    Serves: 4
    Time: 15 minutes

    • 1 teaspoon fennel seeds
    • pinch of hot chili flakes
    • pinch of cayenne pepper
    • pinch of herbs de Provençe salt
    • 1/2 teaspoon coarse sea salt
    • 1/4 teaspoon freshly ground black pepper
    • 1 teaspoon finely chopped fresh sage
    • 1/2 pound ground turkey
    • 2 teaspoons real Vermont maple syrup
    • 2 tablespoons olive oil

    1.Using a mortar and pestle, Flavor Shaker (gotta love Jamie Oliver) or mini food processor, bash the fennel seeds, chili, cayenne, salts and black pepper together. Combine this spice mixture with the sage, turkey and maple syrup in a bowl until thoroughly combined.

    2.Form the mixture into 12 small, thin patties. Heat the olive oil in a large nonstick pan over medium-high heat. Cook the sausages for about a minute and a half on each side, pressing down with your spatula to really brown them and keep them thin. Serve warm.

    Spiced Pumpkin And Walnut Bread

    This doesn't have wheat or sugar, but you would have no idea unless someone told you. It's got a lot of spice, including fresh ginger and garam masala.

    Serves: makes about 8 thick slices
    Time: 1 hour and 20 minutes (nearly all of which is in the oven)

    • 2 teaspoons freshly grated ginger
    • 2 eggs
    • 1/3 cup water
    • 1 cup real Vermont maple syrup
    • 1/2 cup agave syrup
    • 1/2 cup vegetable oil, plus a little for the pan
    • 1 cup pureed pumpkin (fresh or canned)
    • 1 teaspoon vanilla
    • 2 cups white spelt flour
    • 1/2 cup buckwheat flour
    • 3/4 teaspoon baking soda
    • 1/2 teaspoon salt
    • 1/2 teaspoon ground cinnamon
    • 1/2 teaspoon ground cloves
    • 1/2 teaspoon allspice
    • 1 teaspoon garam masala
    • 1 cup walnuts

    1.Preheat the oven to 350° F.

    2.Whisk together the ginger, eggs, water, maple syrup, agave, oil, pumpkin and vanilla in a large mixing bowl. Sift in the flours, baking soda, salt, and spices. Stir together and fold in the walnuts. Lightly grease a 9" x 5" x 3" glass loaf pan. Pour the batter into the prepared pan and bake the bread until browned and a wooden skewer doesn’t have any batter stuck to it when you test it, about an hour and ten minutes.

    Quick Biscuits
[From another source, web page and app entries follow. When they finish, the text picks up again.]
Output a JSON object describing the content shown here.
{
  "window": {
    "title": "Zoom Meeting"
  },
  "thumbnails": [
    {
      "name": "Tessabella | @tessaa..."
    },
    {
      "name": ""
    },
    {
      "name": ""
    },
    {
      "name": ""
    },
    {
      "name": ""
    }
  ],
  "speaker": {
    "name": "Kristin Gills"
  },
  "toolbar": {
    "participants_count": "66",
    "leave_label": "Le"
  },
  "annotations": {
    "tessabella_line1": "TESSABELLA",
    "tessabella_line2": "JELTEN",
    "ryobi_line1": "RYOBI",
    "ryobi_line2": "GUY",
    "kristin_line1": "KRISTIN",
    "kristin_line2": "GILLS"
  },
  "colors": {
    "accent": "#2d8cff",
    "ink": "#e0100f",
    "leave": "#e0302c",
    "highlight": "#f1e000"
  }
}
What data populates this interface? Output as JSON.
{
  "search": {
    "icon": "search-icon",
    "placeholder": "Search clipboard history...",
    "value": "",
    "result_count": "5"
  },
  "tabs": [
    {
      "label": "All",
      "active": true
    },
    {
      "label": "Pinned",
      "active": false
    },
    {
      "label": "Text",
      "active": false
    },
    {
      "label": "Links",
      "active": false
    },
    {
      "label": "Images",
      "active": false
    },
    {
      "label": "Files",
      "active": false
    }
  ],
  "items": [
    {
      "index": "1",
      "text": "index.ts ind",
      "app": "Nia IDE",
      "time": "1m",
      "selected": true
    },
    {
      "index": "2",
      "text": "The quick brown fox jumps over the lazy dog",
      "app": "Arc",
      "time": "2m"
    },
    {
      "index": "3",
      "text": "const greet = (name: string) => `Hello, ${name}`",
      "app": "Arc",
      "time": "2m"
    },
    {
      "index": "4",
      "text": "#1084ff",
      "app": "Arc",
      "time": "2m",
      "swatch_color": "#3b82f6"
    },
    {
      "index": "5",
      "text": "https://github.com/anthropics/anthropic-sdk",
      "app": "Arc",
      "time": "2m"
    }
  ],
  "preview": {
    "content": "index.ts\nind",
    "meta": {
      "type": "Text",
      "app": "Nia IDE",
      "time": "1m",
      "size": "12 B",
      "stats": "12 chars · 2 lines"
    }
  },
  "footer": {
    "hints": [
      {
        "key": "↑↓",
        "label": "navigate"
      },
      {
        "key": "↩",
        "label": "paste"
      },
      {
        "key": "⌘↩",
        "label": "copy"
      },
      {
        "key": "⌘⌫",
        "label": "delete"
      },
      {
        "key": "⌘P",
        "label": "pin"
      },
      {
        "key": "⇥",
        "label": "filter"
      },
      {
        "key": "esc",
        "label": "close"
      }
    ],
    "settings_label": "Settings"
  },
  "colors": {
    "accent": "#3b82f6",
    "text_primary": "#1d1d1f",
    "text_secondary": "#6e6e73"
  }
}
    These biscuits, made with white spelt flour and a bit of organic vegetable shortening and yogurt, are just as good (perhaps even better!) than their white flour and lard cousins. They're soft, flaky, perfect. Leftovers are great toasted and drizzled with honey (if they last that long).

    Serves: 4 (makes about 12 biscuits)
    Time: 20 minutes

    • 2 1/2 cups white spelt flour
    • 2 teaspoons baking powder
    • 1/4 cup organic vegetable shortening (or butter)
    • 1/2 teaspoon salt
    • 1/3 cup plain yogurt
    • 1 tablespoon soy milk to brush the tops

    1.Preheat the oven to 475°F.

    2.Sift together the flour, baking powder and salt. Using your fingers or a pastry blender, cut in the shortening or butter. Mix in the yogurt and knead the dough a bit in the bowl, just until everything comes together. If there are still crumbs in the bottom of the bowl, add an extra tablespoon of yogurt. Knead the dough two or three times on a wooden board and then press it so it’s about 3/4" thick. Cut the dough with a round cutter, being sure not to twist the cutter (this will make it hard for the biscuits to rise). Alternatively, you can simply cut the dough with a knife into squares. Place the biscuits on an ungreased baking sheet, prick each one with a fork, brush with a little soy milk and bake until golden brown, about 12-15 minutes.

    Next Week

    Next week we hear how to cope with the tensions that come with big family gatherings during the holidays.

    The goop collection

    Advertisement

Advertisement